Task to complete
Each line that holds the word "Scorecard" counts once; give the total for the records below and nothing else.

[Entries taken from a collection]
┌────────
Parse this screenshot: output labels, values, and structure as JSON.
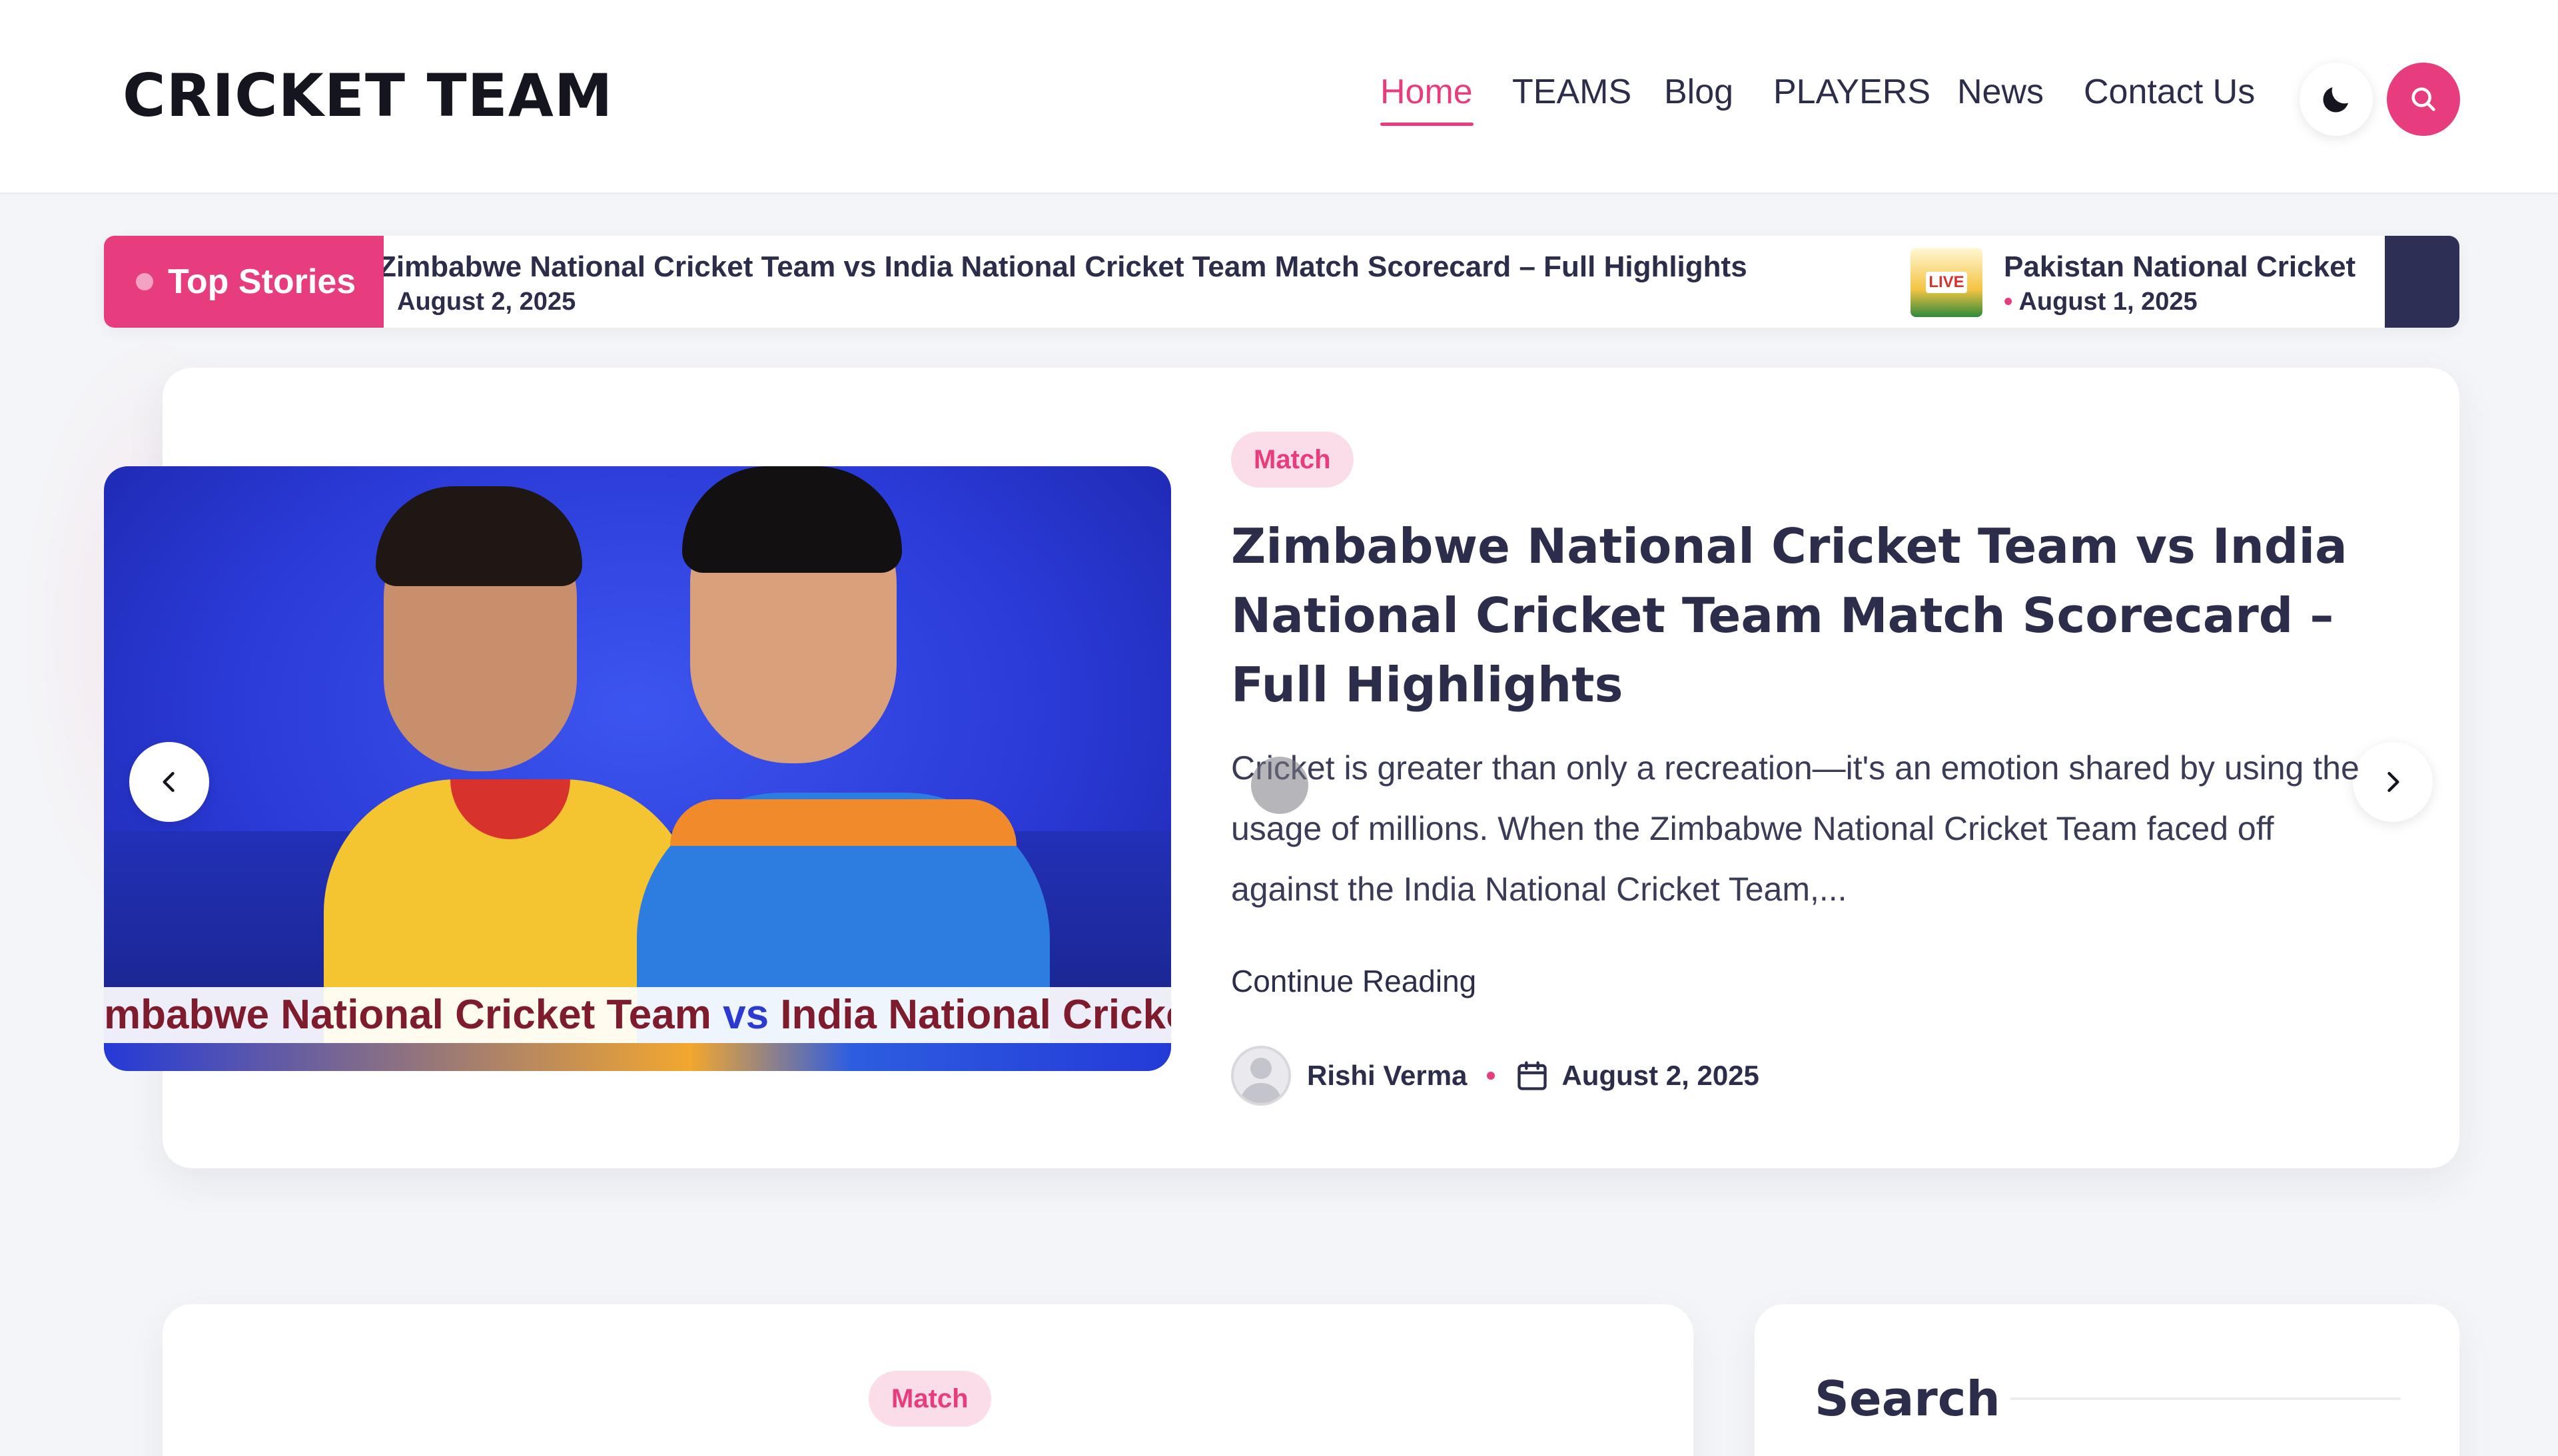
{
  "site": {
    "title": "CRICKET TEAM"
  },
  "nav": {
    "items": [
      {
        "label": "Home",
        "active": true
      },
      {
        "label": "TEAMS"
      },
      {
        "label": "Blog"
      },
      {
        "label": "PLAYERS"
      },
      {
        "label": "News"
      },
      {
        "label": "Contact Us"
      }
    ]
  },
  "header_icons": {
    "theme_toggle": "moon-icon",
    "search": "search-icon"
  },
  "ticker": {
    "label": "Top Stories",
    "items": [
      {
        "title": "Zimbabwe National Cricket Team vs India National Cricket Team Match Scorecard – Full Highlights",
        "date": "August 2, 2025"
      },
      {
        "title": "Pakistan National Cricket",
        "date": "August 1, 2025",
        "thumb_text": "LIVE"
      }
    ]
  },
  "hero": {
    "category": "Match",
    "title": "Zimbabwe National Cricket Team vs India National Cricket Team Match Scorecard – Full Highlights",
    "excerpt": "Cricket is greater than only a recreation—it's an emotion shared by using the usage of millions. When the Zimbabwe National Cricket Team faced off against the India National Cricket Team,...",
    "continue_label": "Continue Reading",
    "author": "Rishi Verma",
    "date": "August 2, 2025",
    "image_banner": {
      "part1": "mbabwe National Cricket Team ",
      "vs": "vs",
      "part2": " India National Cricket Team"
    }
  },
  "second_post": {
    "category": "Match"
  },
  "sidebar": {
    "search_title": "Search"
  },
  "colors": {
    "accent": "#e73c7e",
    "text": "#2b2d4a",
    "background": "#f4f5f8"
  }
}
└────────
Task answer
2